If you decide to take a senolytic supplement, as always, don’t exceed the recommended dose.
Taking a senolytic supplement once a week may be a promising strategy for eliminating senescent cells and promoting a longer, healthier life.
Disclaimer: This post includes affiliate links, and I will earn a commission if you purchase through these links. Please note that I’ve linked to these products purely because I recommend them and they are from companies I trust. There is no additional cost to you.
- Dodig S, Cepelak I, Pavic I. Hallmarks of senescence and aging. Biochem Med (Zagreb). 2019 Oct 15;29(3):030501.
- Zhu Y, Armstrong JL, Tchkonia T, et al. Cellular senescence and the senescent secretory phenotype in age-related chronic diseases. Curr Opin Clin Nutr Metab Care. 2014 Jul;17(4):324-8.
- Hickson L.J. et al. Senolytics decrease senescent cells in humans: preliminary report from a clinical trial of Dasatinib plus Quercetin in individuals with diabetic kidney disease. EBioMedicine.(In Press).
- Noberini R, Koolpe M, Lamberto I, et al. Inhibition of Eph receptor-ephrin ligand interaction by tea polyphenols. Pharmacol Res. 2012;66(4):363-73.
- Noberini R, Lamberto I, Pasquale EB. Targeting Eph receptors with peptides and small molecules: progress and challenges. Semin Cell Dev Biol. 2012;23(1):51-7.
- Ting PY, Damoiseaux R, Titz B, et al. Identification of small molecules that disrupt signaling between ABL and its positive regulator RIN1. PLoS One. 2015;10(3):e0121833.
- Kirkland JL, Tchkonia T. Cellular Senescence: A Translational Perspective. 2017;21:21-8.
- RC, Bin Z, K. PA, et al. Chronic senolytic treatment alleviates established vasomotor dysfunction in aged or atherosclerotic mice. Aging Cell. 2016;15(5):973-7.
- Wyld L, Bellantuono I, Tchkonia T, Danson S, Kirkland JL (2020). Senescence and Cancer: A Review of Clinical Implications of Senescence and Senotherapies. Cancers. 12 (8): e2134. doi:3390/cancers12082134.
- Xu M., Pirtskhalava T., Farr J.N., Weigand B.M., Palmer A.K., Weivoda M.M. Senolytics improve physical function and increase lifespan in old age. Nat Med. 2018;24:1246–1256. doi: 10.1038/s41591-018-0092-9.

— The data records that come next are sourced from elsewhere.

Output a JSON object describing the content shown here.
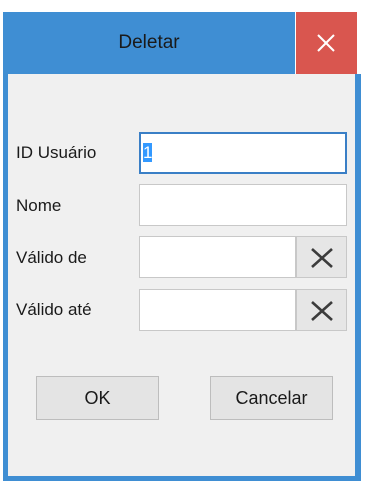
{
  "dialog": {
    "title": "Deletar",
    "close_icon": "close-icon"
  },
  "form": {
    "user_id": {
      "label": "ID Usuário",
      "value": "1"
    },
    "name": {
      "label": "Nome",
      "value": ""
    },
    "valid_from": {
      "label": "Válido de",
      "value": "",
      "clear_icon": "clear-x-icon"
    },
    "valid_until": {
      "label": "Válido até",
      "value": "",
      "clear_icon": "clear-x-icon"
    }
  },
  "buttons": {
    "ok_label": "OK",
    "cancel_label": "Cancelar"
  },
  "colors": {
    "titlebar": "#3f8ed3",
    "close_button": "#d9564f",
    "client_background": "#f0f0f0",
    "focus_border": "#3a7fc6",
    "selection": "#3399ff"
  }
}
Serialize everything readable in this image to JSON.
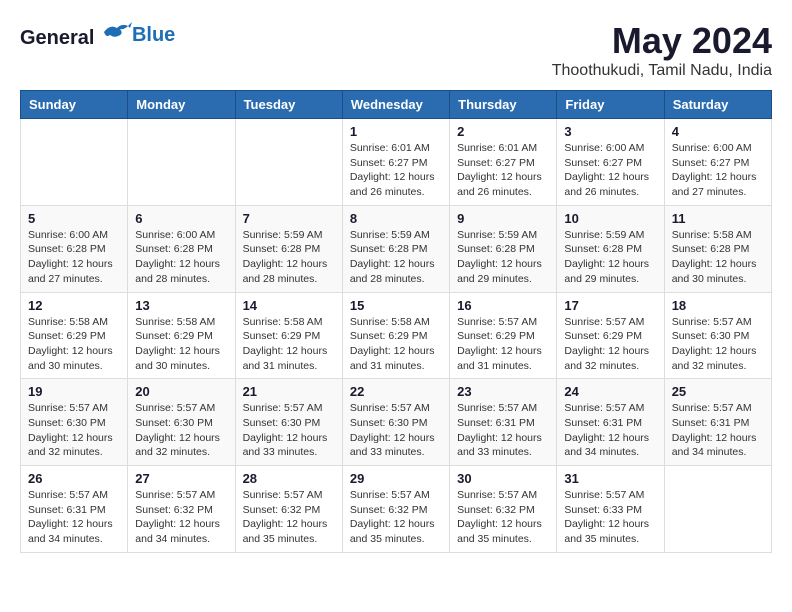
{
  "header": {
    "logo_general": "General",
    "logo_blue": "Blue",
    "month_title": "May 2024",
    "location": "Thoothukudi, Tamil Nadu, India"
  },
  "calendar": {
    "days_of_week": [
      "Sunday",
      "Monday",
      "Tuesday",
      "Wednesday",
      "Thursday",
      "Friday",
      "Saturday"
    ],
    "weeks": [
      [
        {
          "day": "",
          "info": ""
        },
        {
          "day": "",
          "info": ""
        },
        {
          "day": "",
          "info": ""
        },
        {
          "day": "1",
          "info": "Sunrise: 6:01 AM\nSunset: 6:27 PM\nDaylight: 12 hours\nand 26 minutes."
        },
        {
          "day": "2",
          "info": "Sunrise: 6:01 AM\nSunset: 6:27 PM\nDaylight: 12 hours\nand 26 minutes."
        },
        {
          "day": "3",
          "info": "Sunrise: 6:00 AM\nSunset: 6:27 PM\nDaylight: 12 hours\nand 26 minutes."
        },
        {
          "day": "4",
          "info": "Sunrise: 6:00 AM\nSunset: 6:27 PM\nDaylight: 12 hours\nand 27 minutes."
        }
      ],
      [
        {
          "day": "5",
          "info": "Sunrise: 6:00 AM\nSunset: 6:28 PM\nDaylight: 12 hours\nand 27 minutes."
        },
        {
          "day": "6",
          "info": "Sunrise: 6:00 AM\nSunset: 6:28 PM\nDaylight: 12 hours\nand 28 minutes."
        },
        {
          "day": "7",
          "info": "Sunrise: 5:59 AM\nSunset: 6:28 PM\nDaylight: 12 hours\nand 28 minutes."
        },
        {
          "day": "8",
          "info": "Sunrise: 5:59 AM\nSunset: 6:28 PM\nDaylight: 12 hours\nand 28 minutes."
        },
        {
          "day": "9",
          "info": "Sunrise: 5:59 AM\nSunset: 6:28 PM\nDaylight: 12 hours\nand 29 minutes."
        },
        {
          "day": "10",
          "info": "Sunrise: 5:59 AM\nSunset: 6:28 PM\nDaylight: 12 hours\nand 29 minutes."
        },
        {
          "day": "11",
          "info": "Sunrise: 5:58 AM\nSunset: 6:28 PM\nDaylight: 12 hours\nand 30 minutes."
        }
      ],
      [
        {
          "day": "12",
          "info": "Sunrise: 5:58 AM\nSunset: 6:29 PM\nDaylight: 12 hours\nand 30 minutes."
        },
        {
          "day": "13",
          "info": "Sunrise: 5:58 AM\nSunset: 6:29 PM\nDaylight: 12 hours\nand 30 minutes."
        },
        {
          "day": "14",
          "info": "Sunrise: 5:58 AM\nSunset: 6:29 PM\nDaylight: 12 hours\nand 31 minutes."
        },
        {
          "day": "15",
          "info": "Sunrise: 5:58 AM\nSunset: 6:29 PM\nDaylight: 12 hours\nand 31 minutes."
        },
        {
          "day": "16",
          "info": "Sunrise: 5:57 AM\nSunset: 6:29 PM\nDaylight: 12 hours\nand 31 minutes."
        },
        {
          "day": "17",
          "info": "Sunrise: 5:57 AM\nSunset: 6:29 PM\nDaylight: 12 hours\nand 32 minutes."
        },
        {
          "day": "18",
          "info": "Sunrise: 5:57 AM\nSunset: 6:30 PM\nDaylight: 12 hours\nand 32 minutes."
        }
      ],
      [
        {
          "day": "19",
          "info": "Sunrise: 5:57 AM\nSunset: 6:30 PM\nDaylight: 12 hours\nand 32 minutes."
        },
        {
          "day": "20",
          "info": "Sunrise: 5:57 AM\nSunset: 6:30 PM\nDaylight: 12 hours\nand 32 minutes."
        },
        {
          "day": "21",
          "info": "Sunrise: 5:57 AM\nSunset: 6:30 PM\nDaylight: 12 hours\nand 33 minutes."
        },
        {
          "day": "22",
          "info": "Sunrise: 5:57 AM\nSunset: 6:30 PM\nDaylight: 12 hours\nand 33 minutes."
        },
        {
          "day": "23",
          "info": "Sunrise: 5:57 AM\nSunset: 6:31 PM\nDaylight: 12 hours\nand 33 minutes."
        },
        {
          "day": "24",
          "info": "Sunrise: 5:57 AM\nSunset: 6:31 PM\nDaylight: 12 hours\nand 34 minutes."
        },
        {
          "day": "25",
          "info": "Sunrise: 5:57 AM\nSunset: 6:31 PM\nDaylight: 12 hours\nand 34 minutes."
        }
      ],
      [
        {
          "day": "26",
          "info": "Sunrise: 5:57 AM\nSunset: 6:31 PM\nDaylight: 12 hours\nand 34 minutes."
        },
        {
          "day": "27",
          "info": "Sunrise: 5:57 AM\nSunset: 6:32 PM\nDaylight: 12 hours\nand 34 minutes."
        },
        {
          "day": "28",
          "info": "Sunrise: 5:57 AM\nSunset: 6:32 PM\nDaylight: 12 hours\nand 35 minutes."
        },
        {
          "day": "29",
          "info": "Sunrise: 5:57 AM\nSunset: 6:32 PM\nDaylight: 12 hours\nand 35 minutes."
        },
        {
          "day": "30",
          "info": "Sunrise: 5:57 AM\nSunset: 6:32 PM\nDaylight: 12 hours\nand 35 minutes."
        },
        {
          "day": "31",
          "info": "Sunrise: 5:57 AM\nSunset: 6:33 PM\nDaylight: 12 hours\nand 35 minutes."
        },
        {
          "day": "",
          "info": ""
        }
      ]
    ]
  }
}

- Childs BG, Baker DJ, Wijshake T, et al. Senescent intimal foam cells are deleterious at all stages of atherosclerosis. 2016 Oct 28;354(6311):472-7.
- Wang L, Cao D, Wu H, et al. Fisetin Prolongs Therapy Window of Brain Ischemic Stroke Using Tissue Plasminogen Activator: A Double-Blind Randomized Placebo-Controlled Clinical Trial. Clin Appl Thromb Hemost. 2019 Jan-Dec;25:1076029619871359.
- Perrott KM, Wiley CD, Desprez PY, et al. Apigenin suppresses the senescence-associated secretory phenotype and paracrine effects on breast cancer cells. 2017 Apr;39(2):161-73.
- Cardenas H, Arango D, Nicholas C, et al. Dietary Apigenin Exerts Immune-Regulatory Activity in Vivo by Reducing NF-kappaB Activity, Halting Leukocyte Infiltration and Restoring Normal Metabolic Function. Int J Mol Sci. 2016;17(3):323.
- Shukla S, Kanwal R, Shankar E, et al. Apigenin blocks IKKalpha activation and suppresses prostate cancer progression. Oncotarget. 2015;6(31):31216-32.
- Hashemi M, Nouri Long M, Entezari M, et al. Anti-mutagenic and pro-apoptotic effects of apigenin on human chronic lymphocytic leukemia cells. Acta Med Iran. 2010;48(5):283-8.
- King JC, Lu QY, Li G, et al. Evidence for activation of mutated p53 by apigenin in human pancreatic cancer. Biochim Biophys Acta. 2012;1823(2):593-604.